• Task to carry out:
Repeat all the records exactly, omitting pictures.

[Records from a dataset]
────────
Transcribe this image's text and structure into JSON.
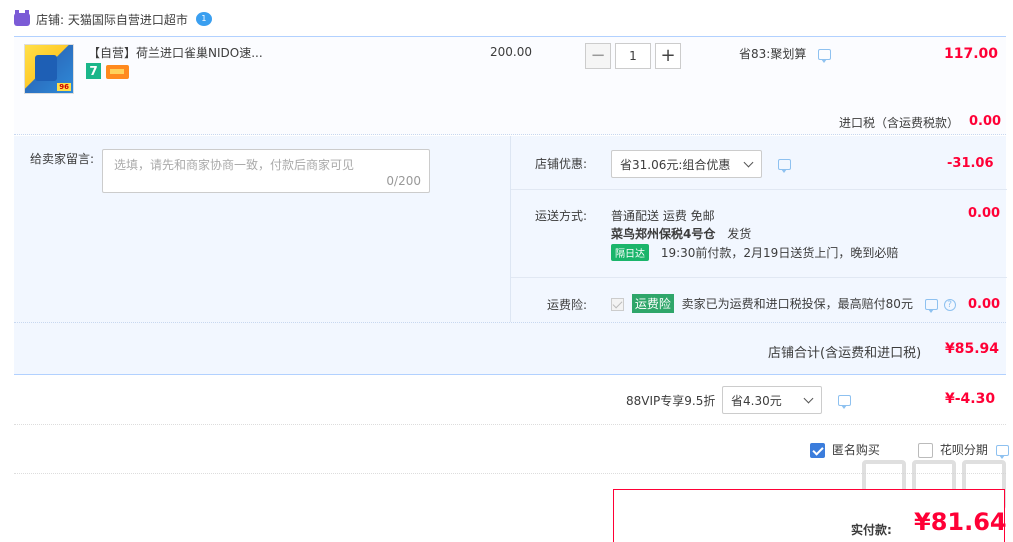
{
  "shop": {
    "label": "店铺: 天猫国际自营进口超市",
    "wang_badge": "1"
  },
  "item": {
    "title": "【自营】荷兰进口雀巢NIDO速...",
    "badge_seven": "7",
    "thumb_tag": "96",
    "price": "200.00",
    "quantity": "1",
    "qty_minus": "−",
    "qty_plus": "+",
    "promo": "省83:聚划算",
    "subtotal": "117.00",
    "tax_label": "进口税（含运费税款）",
    "tax_value": "0.00"
  },
  "message": {
    "label": "给卖家留言:",
    "placeholder": "选填，请先和商家协商一致，付款后商家可见",
    "count": "0/200"
  },
  "shop_discount": {
    "label": "店铺优惠:",
    "selected": "省31.06元:组合优惠",
    "value": "-31.06"
  },
  "shipping": {
    "label": "运送方式:",
    "line1": "普通配送 运费 免邮",
    "warehouse": "菜鸟郑州保税4号仓",
    "dispatch": "发货",
    "badge": "隔日达",
    "eta": "19:30前付款，2月19日送货上门，晚到必赔",
    "value": "0.00"
  },
  "insurance": {
    "label": "运费险:",
    "tag": "运费险",
    "desc": "卖家已为运费和进口税投保，最高赔付80元",
    "value": "0.00"
  },
  "shop_total": {
    "label": "店铺合计(含运费和进口税)",
    "value": "¥85.94"
  },
  "vip": {
    "label": "88VIP专享9.5折",
    "selected": "省4.30元",
    "value": "¥-4.30"
  },
  "options": {
    "anonymous": "匿名购买",
    "huabei": "花呗分期"
  },
  "payment": {
    "label": "实付款:",
    "value": "¥81.64"
  },
  "colors": {
    "accent_red": "#ff0036",
    "border_blue": "#b2d1ff",
    "panel_bg": "#f2f7ff"
  }
}
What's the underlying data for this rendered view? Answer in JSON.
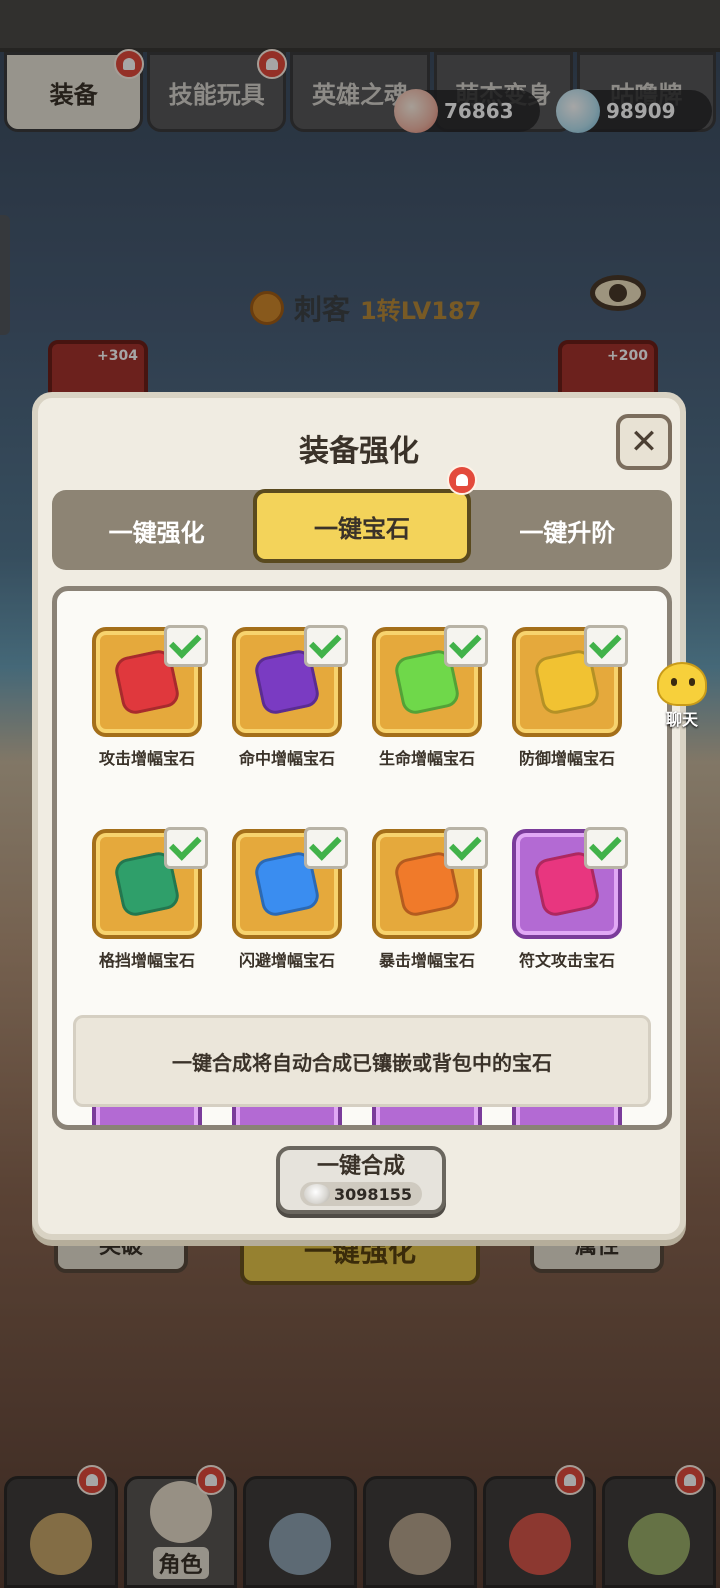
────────
• Solution for this problem:
Transcribe this image's text and structure into JSON.
{
  "shop": {
    "label": "店铺: 天猫国际自营进口超市",
    "wang_badge": "1"
  },
  "item": {
    "title": "【自营】荷兰进口雀巢NIDO速...",
    "badge_seven": "7",
    "thumb_tag": "96",
    "price": "200.00",
    "quantity": "1",
    "qty_minus": "−",
    "qty_plus": "+",
    "promo": "省83:聚划算",
    "subtotal": "117.00",
    "tax_label": "进口税（含运费税款）",
    "tax_value": "0.00"
  },
  "message": {
    "label": "给卖家留言:",
    "placeholder": "选填，请先和商家协商一致，付款后商家可见",
    "count": "0/200"
  },
  "shop_discount": {
    "label": "店铺优惠:",
    "selected": "省31.06元:组合优惠",
    "value": "-31.06"
  },
  "shipping": {
    "label": "运送方式:",
    "line1": "普通配送 运费 免邮",
    "warehouse": "菜鸟郑州保税4号仓",
    "dispatch": "发货",
    "badge": "隔日达",
    "eta": "19:30前付款，2月19日送货上门，晚到必赔",
    "value": "0.00"
  },
  "insurance": {
    "label": "运费险:",
    "tag": "运费险",
    "desc": "卖家已为运费和进口税投保，最高赔付80元",
    "value": "0.00"
  },
  "shop_total": {
    "label": "店铺合计(含运费和进口税)",
    "value": "¥85.94"
  },
  "vip": {
    "label": "88VIP专享9.5折",
    "selected": "省4.30元",
    "value": "¥-4.30"
  },
  "options": {
    "anonymous": "匿名购买",
    "huabei": "花呗分期"
  },
  "payment": {
    "label": "实付款:",
    "value": "¥81.64"
  },
  "colors": {
    "accent_red": "#ff0036",
    "border_blue": "#b2d1ff",
    "panel_bg": "#f2f7ff"
  }
}
What's the underlying data for this rendered view? Answer in JSON.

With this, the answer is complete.